┌──

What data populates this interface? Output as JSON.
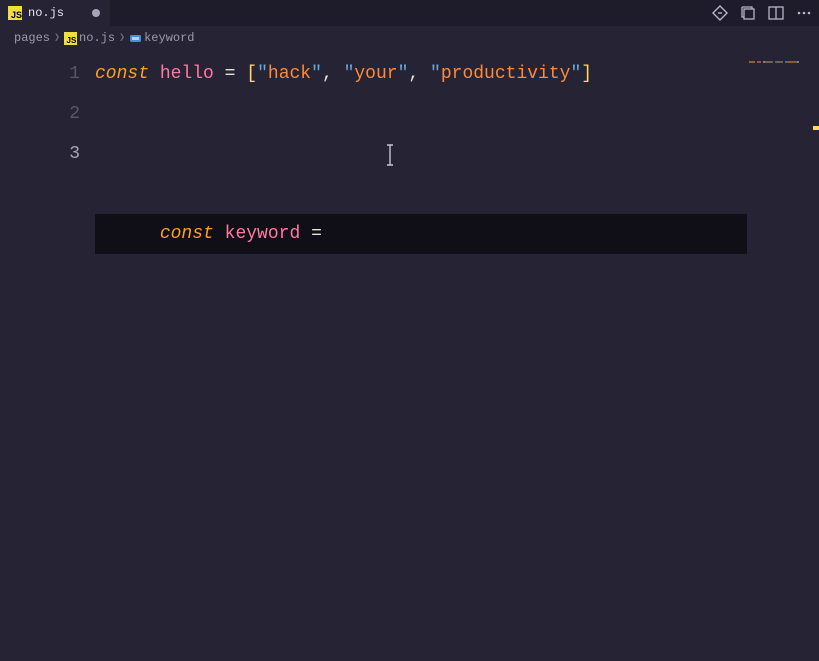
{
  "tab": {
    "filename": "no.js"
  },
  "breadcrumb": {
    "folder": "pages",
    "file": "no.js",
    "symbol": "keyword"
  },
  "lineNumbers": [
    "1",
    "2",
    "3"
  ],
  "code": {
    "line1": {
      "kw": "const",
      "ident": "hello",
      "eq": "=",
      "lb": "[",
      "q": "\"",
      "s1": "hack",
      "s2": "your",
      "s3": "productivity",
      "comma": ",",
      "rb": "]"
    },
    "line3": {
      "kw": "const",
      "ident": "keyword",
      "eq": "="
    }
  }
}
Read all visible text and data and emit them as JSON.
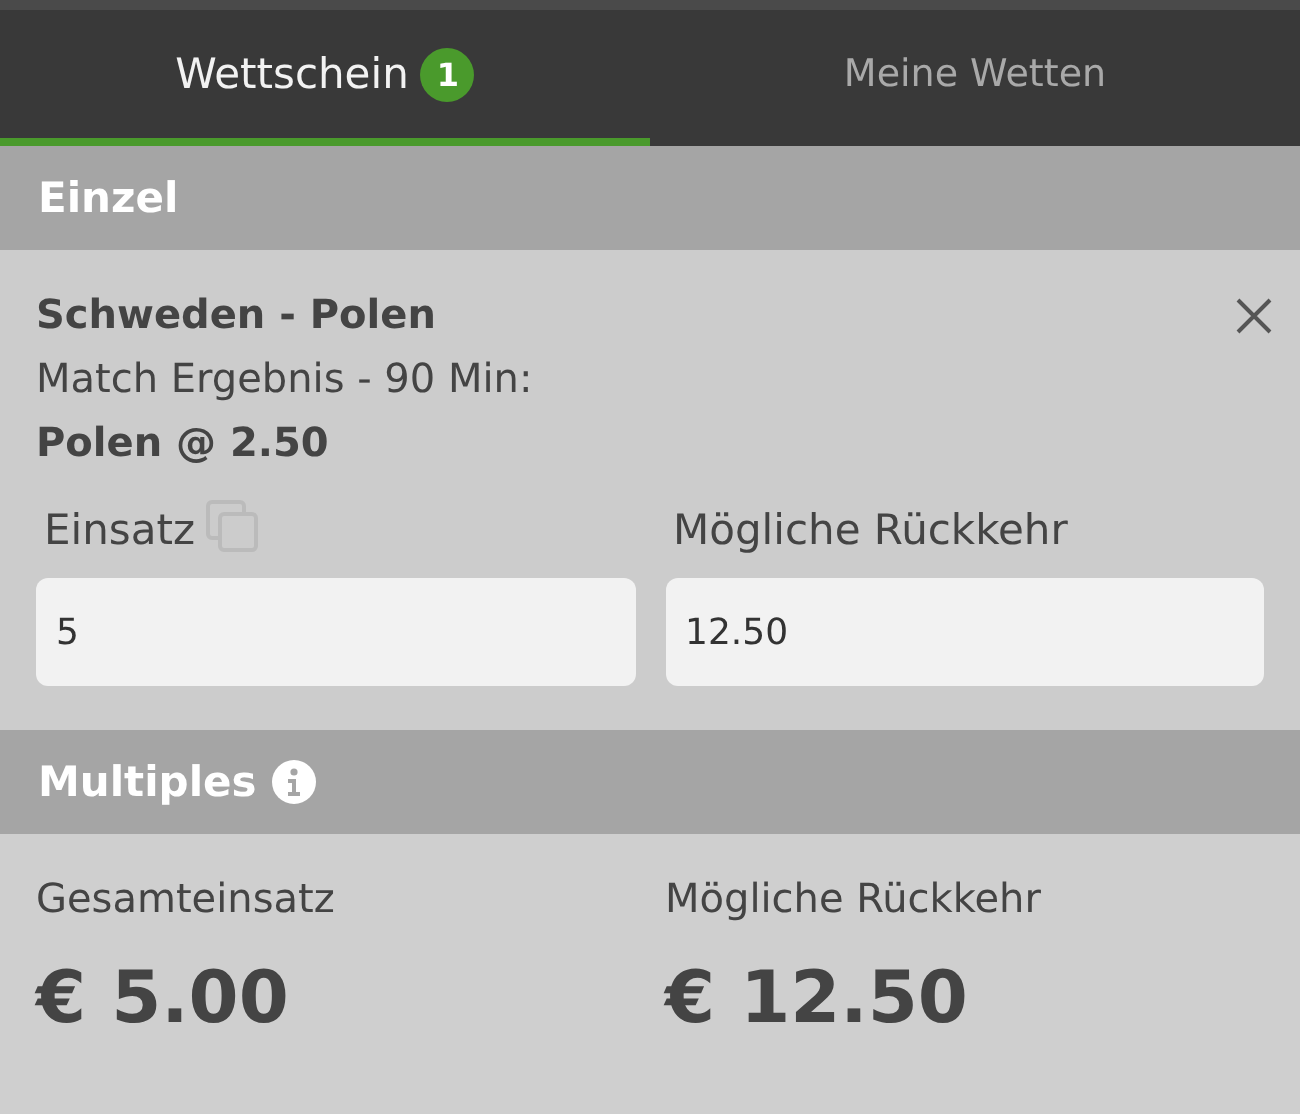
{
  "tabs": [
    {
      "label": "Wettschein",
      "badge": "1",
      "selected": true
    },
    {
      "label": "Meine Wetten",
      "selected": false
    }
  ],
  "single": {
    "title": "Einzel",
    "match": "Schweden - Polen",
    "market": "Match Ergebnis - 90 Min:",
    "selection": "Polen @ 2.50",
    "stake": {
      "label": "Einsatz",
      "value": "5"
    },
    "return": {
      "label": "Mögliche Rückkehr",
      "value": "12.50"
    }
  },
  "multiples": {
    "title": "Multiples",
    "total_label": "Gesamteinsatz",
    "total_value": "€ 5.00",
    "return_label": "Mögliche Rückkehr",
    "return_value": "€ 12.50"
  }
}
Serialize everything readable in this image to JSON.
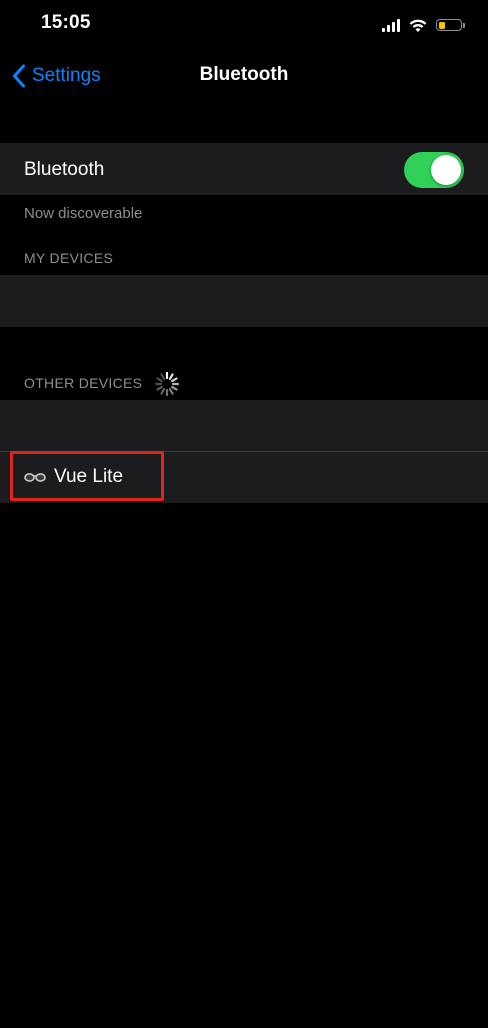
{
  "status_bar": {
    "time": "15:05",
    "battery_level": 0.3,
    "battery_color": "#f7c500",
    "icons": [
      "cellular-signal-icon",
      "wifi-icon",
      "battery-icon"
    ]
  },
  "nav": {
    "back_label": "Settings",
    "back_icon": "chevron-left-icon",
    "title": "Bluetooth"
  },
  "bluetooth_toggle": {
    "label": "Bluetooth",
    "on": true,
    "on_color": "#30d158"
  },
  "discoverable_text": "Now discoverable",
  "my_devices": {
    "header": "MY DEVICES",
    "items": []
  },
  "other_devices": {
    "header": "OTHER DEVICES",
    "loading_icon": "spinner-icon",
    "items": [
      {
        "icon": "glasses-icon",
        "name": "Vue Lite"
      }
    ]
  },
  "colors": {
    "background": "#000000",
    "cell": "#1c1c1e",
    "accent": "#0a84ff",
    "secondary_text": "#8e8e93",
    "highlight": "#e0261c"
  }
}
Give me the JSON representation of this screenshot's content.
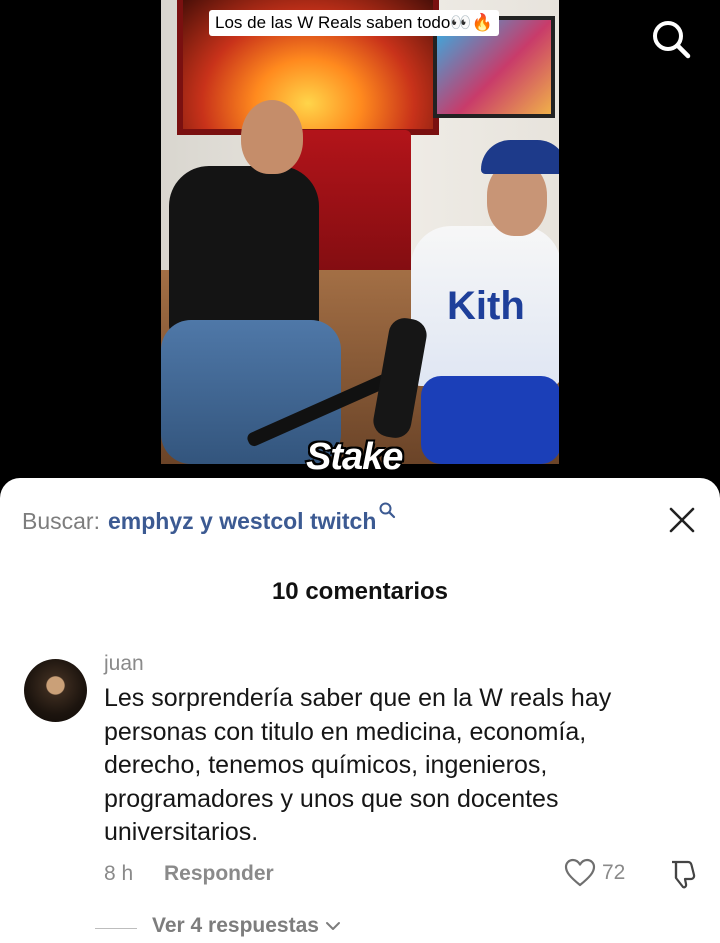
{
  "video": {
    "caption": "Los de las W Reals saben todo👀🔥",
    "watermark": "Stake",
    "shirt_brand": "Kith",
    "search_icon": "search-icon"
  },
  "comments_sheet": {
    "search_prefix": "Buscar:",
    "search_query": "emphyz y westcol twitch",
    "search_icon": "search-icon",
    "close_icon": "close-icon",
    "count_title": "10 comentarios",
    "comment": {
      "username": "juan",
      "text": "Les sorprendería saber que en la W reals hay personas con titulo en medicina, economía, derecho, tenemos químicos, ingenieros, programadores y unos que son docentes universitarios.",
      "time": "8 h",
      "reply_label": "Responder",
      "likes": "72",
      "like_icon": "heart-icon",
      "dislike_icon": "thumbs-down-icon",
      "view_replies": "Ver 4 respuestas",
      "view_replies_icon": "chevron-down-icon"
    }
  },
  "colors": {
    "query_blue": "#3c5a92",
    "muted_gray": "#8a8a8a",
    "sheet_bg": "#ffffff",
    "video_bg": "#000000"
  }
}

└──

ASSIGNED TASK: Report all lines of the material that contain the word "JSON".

EXERCISE RESULT:
What data populates this interface? Output as JSON.
Read all visible text and data and emit them as JSON.
Serialize everything readable in this image to JSON.
Give me the JSON representation of this screenshot's content.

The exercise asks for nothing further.